An example of this is the Defense Information Systems Agency's (DISA) Open Source Corporate Management Information System (OSCMIS)(media article description).  OSCMIS, an open source Federal workflow management application suite, was developed and is currently deployed within DISA and manages the agency's 16,000 combat support personnel worldwide.  DISA makes a version of the OSCMIS suite available under an open source license, but does not provide support for instances outside of the agency's critical mission path.

1.3)   is designated as “Trusted” by a government-sanctioned entity.

There are many open source software components that are available as viable alternative solutions to government agencies, but are not directly subject to existing accreditation policy regulations.

To consider these open source components, or applications, as “Trusted Code,” the Trusted Code Initiative will establish a criteria to define and designate such software assets as “Trusted.”

This process will be determined and governed by government, commercial and community representatives of the Trusted Code Foundation as the (to be established) appropriate organizational Board of Directors designate.

Additional questions to be addressed as the Trusted Code Initiative evolves:

2. What is the difference between Trusted Code and other open source software that is used within government systems?

3. How does a software component become "Trusted"?

4. Who regulates the definition and standard for "Trusted Code"?

5. Who can submit a component to become Trusted?

6. Who pays for Trusted Code?

7. Who can access Trusted Code?

8. Is Trusted Code secure? 

9. What are the export (ITAR) issues regarding Trusted Code?

10. Who can service and support Trusted Code resources?

11. How and where are Trusted Code resources hosted and distributed?  Who has access?

12. Which code scanning engines are used as part of the Trusted Code Analysis and Vulnerability Monitoring?

13. How often are Trusted Code assets scanned?

14. What is included in the Free and "for Fee" Vulnerability Report?

15. Who determines which Trusted Code resources are included in Information Assurance validation efforts? 

16. Who can participate in the IA validation process?  What does it cost?  Who has access after the code is validated?

17. Which IA and SwA validations are included or considered?

18. Which Government Agencies are participating in the Trusted Code Initiative?

19. Who serves on the Trusted Code Foundation Board and other committees?

20. What are the qualifications or criteria required to participate in the Trusted Code Foundation?

21.  Are Trusted Code resources 508 compliant? 

22. What is the long-term strategy for the Trusted Code Initiative?

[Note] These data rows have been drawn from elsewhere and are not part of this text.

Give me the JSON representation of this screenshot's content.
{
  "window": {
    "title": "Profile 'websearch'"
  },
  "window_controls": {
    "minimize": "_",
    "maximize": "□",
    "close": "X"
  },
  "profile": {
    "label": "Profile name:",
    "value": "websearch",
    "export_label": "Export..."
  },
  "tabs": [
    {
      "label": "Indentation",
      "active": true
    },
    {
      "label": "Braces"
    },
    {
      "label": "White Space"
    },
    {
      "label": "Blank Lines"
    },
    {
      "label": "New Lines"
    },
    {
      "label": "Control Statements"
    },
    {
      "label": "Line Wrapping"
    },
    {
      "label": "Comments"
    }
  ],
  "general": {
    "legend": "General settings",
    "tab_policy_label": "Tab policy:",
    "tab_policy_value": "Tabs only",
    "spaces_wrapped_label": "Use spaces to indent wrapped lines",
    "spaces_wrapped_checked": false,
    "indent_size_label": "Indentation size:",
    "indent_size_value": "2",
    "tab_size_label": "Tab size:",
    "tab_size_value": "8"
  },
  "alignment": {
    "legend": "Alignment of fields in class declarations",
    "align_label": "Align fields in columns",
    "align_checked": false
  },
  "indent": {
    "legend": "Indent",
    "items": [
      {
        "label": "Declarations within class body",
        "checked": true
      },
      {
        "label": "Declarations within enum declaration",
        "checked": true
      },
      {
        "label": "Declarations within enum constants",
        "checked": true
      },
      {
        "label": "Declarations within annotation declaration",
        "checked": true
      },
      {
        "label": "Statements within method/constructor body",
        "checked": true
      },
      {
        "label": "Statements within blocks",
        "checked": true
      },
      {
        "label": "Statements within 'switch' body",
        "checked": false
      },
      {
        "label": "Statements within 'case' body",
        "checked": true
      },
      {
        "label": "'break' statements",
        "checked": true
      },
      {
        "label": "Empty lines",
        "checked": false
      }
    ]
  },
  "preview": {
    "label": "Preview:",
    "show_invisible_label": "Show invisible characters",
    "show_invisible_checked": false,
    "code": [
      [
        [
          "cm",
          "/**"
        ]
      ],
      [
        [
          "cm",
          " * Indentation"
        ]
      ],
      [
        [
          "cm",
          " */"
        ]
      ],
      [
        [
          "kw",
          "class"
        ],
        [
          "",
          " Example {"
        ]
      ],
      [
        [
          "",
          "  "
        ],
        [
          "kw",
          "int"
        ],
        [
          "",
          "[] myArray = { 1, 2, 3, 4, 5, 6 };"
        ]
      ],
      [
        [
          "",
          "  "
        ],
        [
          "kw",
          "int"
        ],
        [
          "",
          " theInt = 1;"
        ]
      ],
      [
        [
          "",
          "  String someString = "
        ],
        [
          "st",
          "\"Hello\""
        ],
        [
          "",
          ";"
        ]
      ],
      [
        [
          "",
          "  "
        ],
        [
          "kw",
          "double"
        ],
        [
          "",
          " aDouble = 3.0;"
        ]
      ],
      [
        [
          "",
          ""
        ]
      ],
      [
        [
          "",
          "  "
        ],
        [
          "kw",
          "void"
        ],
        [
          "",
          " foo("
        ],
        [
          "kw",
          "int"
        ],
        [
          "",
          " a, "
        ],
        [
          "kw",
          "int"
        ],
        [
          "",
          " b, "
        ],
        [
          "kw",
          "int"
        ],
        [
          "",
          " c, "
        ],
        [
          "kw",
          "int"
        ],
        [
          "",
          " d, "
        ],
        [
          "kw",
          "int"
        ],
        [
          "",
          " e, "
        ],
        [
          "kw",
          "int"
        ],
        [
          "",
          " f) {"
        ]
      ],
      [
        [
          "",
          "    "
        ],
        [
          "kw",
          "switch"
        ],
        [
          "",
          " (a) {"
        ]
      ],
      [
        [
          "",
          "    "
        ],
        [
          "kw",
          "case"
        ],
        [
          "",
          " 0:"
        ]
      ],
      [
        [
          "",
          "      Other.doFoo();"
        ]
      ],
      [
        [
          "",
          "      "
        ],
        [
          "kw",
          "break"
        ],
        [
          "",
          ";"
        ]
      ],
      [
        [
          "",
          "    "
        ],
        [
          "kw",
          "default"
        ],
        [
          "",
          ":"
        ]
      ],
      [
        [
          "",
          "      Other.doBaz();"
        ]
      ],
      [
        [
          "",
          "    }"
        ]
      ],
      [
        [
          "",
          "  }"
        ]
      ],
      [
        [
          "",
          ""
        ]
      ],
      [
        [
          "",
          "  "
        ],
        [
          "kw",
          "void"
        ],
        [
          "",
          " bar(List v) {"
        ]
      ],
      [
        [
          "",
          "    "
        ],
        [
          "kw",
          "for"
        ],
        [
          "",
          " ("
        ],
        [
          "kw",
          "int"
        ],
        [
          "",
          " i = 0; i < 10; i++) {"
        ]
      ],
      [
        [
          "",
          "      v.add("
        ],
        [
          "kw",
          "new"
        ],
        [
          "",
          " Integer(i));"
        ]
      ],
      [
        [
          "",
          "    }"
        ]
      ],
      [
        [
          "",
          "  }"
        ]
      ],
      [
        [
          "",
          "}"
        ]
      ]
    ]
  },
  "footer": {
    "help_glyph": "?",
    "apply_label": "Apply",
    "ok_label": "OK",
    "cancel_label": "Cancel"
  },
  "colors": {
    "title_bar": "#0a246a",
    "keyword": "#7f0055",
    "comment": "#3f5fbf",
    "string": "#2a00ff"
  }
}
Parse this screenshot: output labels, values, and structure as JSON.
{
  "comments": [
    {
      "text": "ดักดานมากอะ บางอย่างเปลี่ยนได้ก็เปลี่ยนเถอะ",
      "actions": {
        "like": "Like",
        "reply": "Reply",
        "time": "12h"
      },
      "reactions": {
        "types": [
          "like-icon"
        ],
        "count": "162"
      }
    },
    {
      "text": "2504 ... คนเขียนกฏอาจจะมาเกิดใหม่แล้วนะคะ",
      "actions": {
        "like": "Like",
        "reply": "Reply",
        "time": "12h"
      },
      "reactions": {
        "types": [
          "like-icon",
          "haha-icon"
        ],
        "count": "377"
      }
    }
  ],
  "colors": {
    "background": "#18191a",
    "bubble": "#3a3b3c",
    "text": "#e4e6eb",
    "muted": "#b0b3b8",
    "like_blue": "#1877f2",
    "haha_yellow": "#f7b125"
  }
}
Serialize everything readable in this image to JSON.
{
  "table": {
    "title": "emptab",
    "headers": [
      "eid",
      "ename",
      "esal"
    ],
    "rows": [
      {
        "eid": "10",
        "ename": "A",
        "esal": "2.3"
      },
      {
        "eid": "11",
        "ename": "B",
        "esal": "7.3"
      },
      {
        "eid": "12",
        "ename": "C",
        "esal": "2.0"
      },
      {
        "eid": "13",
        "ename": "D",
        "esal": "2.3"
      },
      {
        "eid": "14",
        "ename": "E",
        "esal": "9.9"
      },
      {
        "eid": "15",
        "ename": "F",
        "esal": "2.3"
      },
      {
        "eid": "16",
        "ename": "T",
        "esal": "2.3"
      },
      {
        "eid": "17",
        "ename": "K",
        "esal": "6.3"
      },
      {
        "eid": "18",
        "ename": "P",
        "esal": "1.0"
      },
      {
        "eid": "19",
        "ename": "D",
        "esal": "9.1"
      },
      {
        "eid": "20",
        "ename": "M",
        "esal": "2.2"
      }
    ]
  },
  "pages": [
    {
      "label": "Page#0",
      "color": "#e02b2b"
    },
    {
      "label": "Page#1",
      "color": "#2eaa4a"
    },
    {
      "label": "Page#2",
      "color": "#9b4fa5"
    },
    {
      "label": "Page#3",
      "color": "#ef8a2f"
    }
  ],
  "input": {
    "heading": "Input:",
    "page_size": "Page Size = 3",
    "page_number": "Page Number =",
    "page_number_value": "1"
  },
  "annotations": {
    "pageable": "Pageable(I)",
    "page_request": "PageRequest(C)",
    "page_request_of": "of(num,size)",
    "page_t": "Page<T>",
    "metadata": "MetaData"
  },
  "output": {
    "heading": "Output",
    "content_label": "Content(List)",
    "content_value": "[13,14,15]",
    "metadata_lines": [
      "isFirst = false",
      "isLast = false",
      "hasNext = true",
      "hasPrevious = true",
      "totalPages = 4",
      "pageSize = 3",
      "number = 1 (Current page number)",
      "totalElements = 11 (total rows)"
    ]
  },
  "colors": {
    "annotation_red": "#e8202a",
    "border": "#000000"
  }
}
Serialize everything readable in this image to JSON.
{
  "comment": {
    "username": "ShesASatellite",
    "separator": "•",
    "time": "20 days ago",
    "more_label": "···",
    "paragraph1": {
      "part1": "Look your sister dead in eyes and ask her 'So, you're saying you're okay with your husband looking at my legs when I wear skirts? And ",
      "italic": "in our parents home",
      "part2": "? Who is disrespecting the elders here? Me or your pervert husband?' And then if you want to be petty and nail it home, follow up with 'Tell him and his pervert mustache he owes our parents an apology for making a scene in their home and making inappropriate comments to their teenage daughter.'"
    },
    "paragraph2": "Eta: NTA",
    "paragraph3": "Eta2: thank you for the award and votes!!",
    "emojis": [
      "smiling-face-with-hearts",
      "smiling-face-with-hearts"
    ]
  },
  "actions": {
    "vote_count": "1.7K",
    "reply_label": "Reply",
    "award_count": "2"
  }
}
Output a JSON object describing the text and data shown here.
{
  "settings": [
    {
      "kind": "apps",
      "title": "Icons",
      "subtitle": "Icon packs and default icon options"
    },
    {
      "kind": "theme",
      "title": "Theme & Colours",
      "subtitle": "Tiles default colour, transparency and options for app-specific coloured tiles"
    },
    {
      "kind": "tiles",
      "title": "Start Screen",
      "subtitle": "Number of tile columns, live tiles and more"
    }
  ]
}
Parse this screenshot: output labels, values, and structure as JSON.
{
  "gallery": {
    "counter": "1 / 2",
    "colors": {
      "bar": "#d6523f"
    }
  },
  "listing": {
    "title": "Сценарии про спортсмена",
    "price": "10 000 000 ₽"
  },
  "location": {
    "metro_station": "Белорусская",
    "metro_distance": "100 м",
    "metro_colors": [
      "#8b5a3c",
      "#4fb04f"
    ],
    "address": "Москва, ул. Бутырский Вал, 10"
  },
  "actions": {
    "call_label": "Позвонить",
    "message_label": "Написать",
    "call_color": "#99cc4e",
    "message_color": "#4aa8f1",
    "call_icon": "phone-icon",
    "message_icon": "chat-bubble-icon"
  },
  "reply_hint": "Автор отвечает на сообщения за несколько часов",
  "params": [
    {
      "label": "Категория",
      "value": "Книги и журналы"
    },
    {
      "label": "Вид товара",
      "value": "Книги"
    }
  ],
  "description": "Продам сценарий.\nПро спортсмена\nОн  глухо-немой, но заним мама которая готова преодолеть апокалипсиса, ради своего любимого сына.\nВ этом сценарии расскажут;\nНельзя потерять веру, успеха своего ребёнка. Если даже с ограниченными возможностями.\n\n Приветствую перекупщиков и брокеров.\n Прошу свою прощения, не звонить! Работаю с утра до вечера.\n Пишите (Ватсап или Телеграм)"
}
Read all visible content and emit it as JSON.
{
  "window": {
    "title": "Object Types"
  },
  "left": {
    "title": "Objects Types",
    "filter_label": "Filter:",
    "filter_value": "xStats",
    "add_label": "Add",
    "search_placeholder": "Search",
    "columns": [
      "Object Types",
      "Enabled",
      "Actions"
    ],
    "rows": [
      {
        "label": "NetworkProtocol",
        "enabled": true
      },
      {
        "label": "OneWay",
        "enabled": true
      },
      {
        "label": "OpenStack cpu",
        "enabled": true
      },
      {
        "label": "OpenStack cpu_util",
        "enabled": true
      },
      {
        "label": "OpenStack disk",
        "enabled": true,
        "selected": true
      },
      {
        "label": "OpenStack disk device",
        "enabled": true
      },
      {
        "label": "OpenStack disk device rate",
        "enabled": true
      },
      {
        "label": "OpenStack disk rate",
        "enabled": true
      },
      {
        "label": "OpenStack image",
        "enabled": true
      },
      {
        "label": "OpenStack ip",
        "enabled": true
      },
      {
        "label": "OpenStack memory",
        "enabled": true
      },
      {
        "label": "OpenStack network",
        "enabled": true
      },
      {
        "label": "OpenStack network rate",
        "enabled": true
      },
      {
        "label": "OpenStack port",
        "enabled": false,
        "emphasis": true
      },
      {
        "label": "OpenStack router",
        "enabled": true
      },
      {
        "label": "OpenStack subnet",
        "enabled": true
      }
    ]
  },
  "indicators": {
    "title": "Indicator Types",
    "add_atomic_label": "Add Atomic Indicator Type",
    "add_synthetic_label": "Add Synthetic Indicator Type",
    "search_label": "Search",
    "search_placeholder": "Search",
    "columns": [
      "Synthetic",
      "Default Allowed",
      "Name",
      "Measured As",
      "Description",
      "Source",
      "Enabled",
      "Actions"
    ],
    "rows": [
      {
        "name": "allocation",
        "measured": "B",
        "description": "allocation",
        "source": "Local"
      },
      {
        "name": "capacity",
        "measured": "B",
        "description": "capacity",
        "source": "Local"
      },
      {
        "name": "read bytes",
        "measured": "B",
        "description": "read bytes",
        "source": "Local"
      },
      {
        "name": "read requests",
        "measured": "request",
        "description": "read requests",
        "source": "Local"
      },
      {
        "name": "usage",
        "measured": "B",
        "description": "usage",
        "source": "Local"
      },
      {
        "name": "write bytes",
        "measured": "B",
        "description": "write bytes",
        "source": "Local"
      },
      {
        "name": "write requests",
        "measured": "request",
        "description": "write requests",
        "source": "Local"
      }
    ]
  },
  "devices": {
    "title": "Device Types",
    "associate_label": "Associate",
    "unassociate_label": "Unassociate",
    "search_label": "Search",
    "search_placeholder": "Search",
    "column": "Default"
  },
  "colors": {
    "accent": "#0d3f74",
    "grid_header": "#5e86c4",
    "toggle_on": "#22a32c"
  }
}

23. What are the reporting processes and policies for the Trusted Code Foundation?

24. What open source licenses are recognized or recommended by the Trusted Code Initiative?

25. Are non-open source software resources considered for Trusted Code designation?

26. Which open source development communities are participating in the Trusted Code Initiative?

27. How long is the Trusted Code designation valid for a component?

28. What other efforts are similar to the Trusted Code Initiative?  What are the differences?

29. When are the Trusted Code Foundation Board of Directors and other activities scheduled?  Are they open to the public?

30. Who owns the Trusted Code Foundation?

31. Who sponsors the Trusted Code Initiative?

32.  Who pays for the Information Assurance validation processes for Trusted Code components?

33. Is there a fee to belong to the Trusted Code Foundation?

34. What is the governance structure of the Trusted Code Foundation?